I think a lot more of us should take the time to look through our windows to the past.
Its amazing what a seaming insignificant image is to one person, can be so important to another.
I am a cronic snapper, and recently google photo-ed our family images from (1999 one or two) 2004-2020.
Now whole rafts of family and friends can see what I saw at the time.
Thanks for sharing.
Thanks Mark, I agree with you. Glad you’ve been able to find a space to share your family snaps
Have faith that, if you and I and more and more of us think for ourselves, dig under the “official” COVID statistics, and above all have faith and courage, our worlds will again expand. Fascism was not defeated by people hiding under their beds awaiting “official approval” to move about.

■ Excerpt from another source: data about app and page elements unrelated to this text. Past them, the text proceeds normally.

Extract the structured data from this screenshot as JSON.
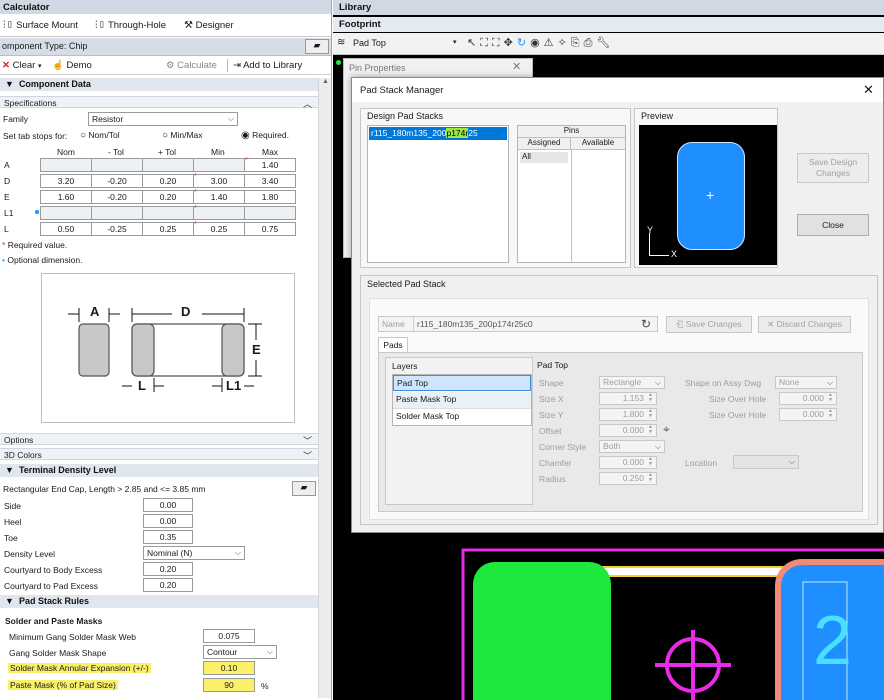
{
  "left": {
    "panel_title": "Calculator",
    "tabs": [
      {
        "label": "Surface Mount"
      },
      {
        "label": "Through-Hole"
      },
      {
        "label": "Designer"
      }
    ],
    "component_type": "omponent Type: Chip",
    "toolbar": {
      "clear": "Clear",
      "demo": "Demo",
      "calculate": "Calculate",
      "add_to_library": "Add to Library"
    },
    "component_data": {
      "title": "Component Data",
      "specifications": "Specifications",
      "family_label": "Family",
      "family_value": "Resistor",
      "tab_stops_label": "Set tab stops for:",
      "tab_stops": [
        {
          "label": "Nom/Tol",
          "checked": false
        },
        {
          "label": "Min/Max",
          "checked": false
        },
        {
          "label": "Required.",
          "checked": true
        }
      ],
      "columns": [
        "Nom",
        "- Tol",
        "+ Tol",
        "Min",
        "Max"
      ],
      "rows": [
        {
          "name": "A",
          "values": [
            "",
            "",
            "",
            "",
            "1.40"
          ]
        },
        {
          "name": "D",
          "values": [
            "3.20",
            "-0.20",
            "0.20",
            "3.00",
            "3.40"
          ]
        },
        {
          "name": "E",
          "values": [
            "1.60",
            "-0.20",
            "0.20",
            "1.40",
            "1.80"
          ]
        },
        {
          "name": "L1",
          "values": [
            "",
            "",
            "",
            "",
            ""
          ]
        },
        {
          "name": "L",
          "values": [
            "0.50",
            "-0.25",
            "0.25",
            "0.25",
            "0.75"
          ]
        }
      ],
      "required_note": "Required value.",
      "optional_note": "Optional dimension.",
      "diagram_labels": {
        "a": "A",
        "d": "D",
        "e": "E",
        "l": "L",
        "l1": "L1"
      }
    },
    "options": "Options",
    "colors_3d": "3D Colors",
    "terminal_density": {
      "title": "Terminal Density Level",
      "description": "Rectangular End Cap, Length > 2.85 and <= 3.85 mm",
      "fields": [
        {
          "label": "Side",
          "value": "0.00"
        },
        {
          "label": "Heel",
          "value": "0.00"
        },
        {
          "label": "Toe",
          "value": "0.35"
        }
      ],
      "density_label": "Density Level",
      "density_value": "Nominal (N)",
      "excess": [
        {
          "label": "Courtyard to Body Excess",
          "value": "0.20"
        },
        {
          "label": "Courtyard to Pad Excess",
          "value": "0.20"
        }
      ]
    },
    "pad_stack_rules": {
      "title": "Pad Stack Rules",
      "subtitle": "Solder and Paste Masks",
      "min_gang_label": "Minimum Gang Solder Mask Web",
      "min_gang_value": "0.075",
      "gang_shape_label": "Gang Solder Mask Shape",
      "gang_shape_value": "Contour",
      "annular_label": "Solder Mask Annular Expansion (+/-)",
      "annular_value": "0.10",
      "paste_label": "Paste Mask (% of Pad Size)",
      "paste_value": "90",
      "paste_unit": "%"
    }
  },
  "right": {
    "library_title": "Library",
    "footprint_title": "Footprint",
    "layer_select": "Pad Top",
    "pin_properties": "Pin Properties",
    "pin_number": "2"
  },
  "dialog": {
    "title": "Pad Stack Manager",
    "design_pad_stacks": "Design Pad Stacks",
    "stack_item_pre": "r115_180m135_200",
    "stack_item_hl": "p174r",
    "stack_item_post": "25",
    "pins_header": "Pins",
    "assigned": "Assigned",
    "available": "Available",
    "assigned_item": "All",
    "preview": "Preview",
    "preview_y": "Y",
    "preview_x": "X",
    "save_design_changes": "Save Design Changes",
    "close": "Close",
    "selected_pad_stack": "Selected Pad Stack",
    "name_label": "Name",
    "name_value": "r115_180m135_200p174r25c0",
    "save_changes": "Save Changes",
    "discard_changes": "Discard Changes",
    "pads_tab": "Pads",
    "layers_title": "Layers",
    "layers": [
      "Pad Top",
      "Paste Mask Top",
      "Solder Mask Top"
    ],
    "pad_top_title": "Pad Top",
    "shape_label": "Shape",
    "shape_value": "Rectangle",
    "sizex_label": "Size X",
    "sizex_value": "1.153",
    "sizey_label": "Size Y",
    "sizey_value": "1.800",
    "offset_label": "Offset",
    "offset_value": "0.000",
    "corner_label": "Corner Style",
    "corner_value": "Both",
    "chamfer_label": "Chamfer",
    "chamfer_value": "0.000",
    "radius_label": "Radius",
    "radius_value": "0.250",
    "assy_label": "Shape on Assy Dwg",
    "assy_value": "None",
    "hole_x_label": "Size Over Hole",
    "hole_x_value": "0.000",
    "hole_y_label": "Size Over Hole",
    "hole_y_value": "0.000",
    "location_label": "Location"
  },
  "colors": {
    "pad_blue": "#1f8fff",
    "pad_green": "#1ee83c",
    "magenta": "#e62ce6",
    "pad_salmon": "#f28a7a"
  }
}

We are much more than that, and must regain our footholds … or fade to dark without realizing what we have cost ourselves.
What we have cost ourselves with a lack of simple self control and empathy alongside a sense of both local and global community responsibility is the avoidable death of 2.3 million human beings, not to mention the countless number people who loved them.
Great photos and essay. Thanks.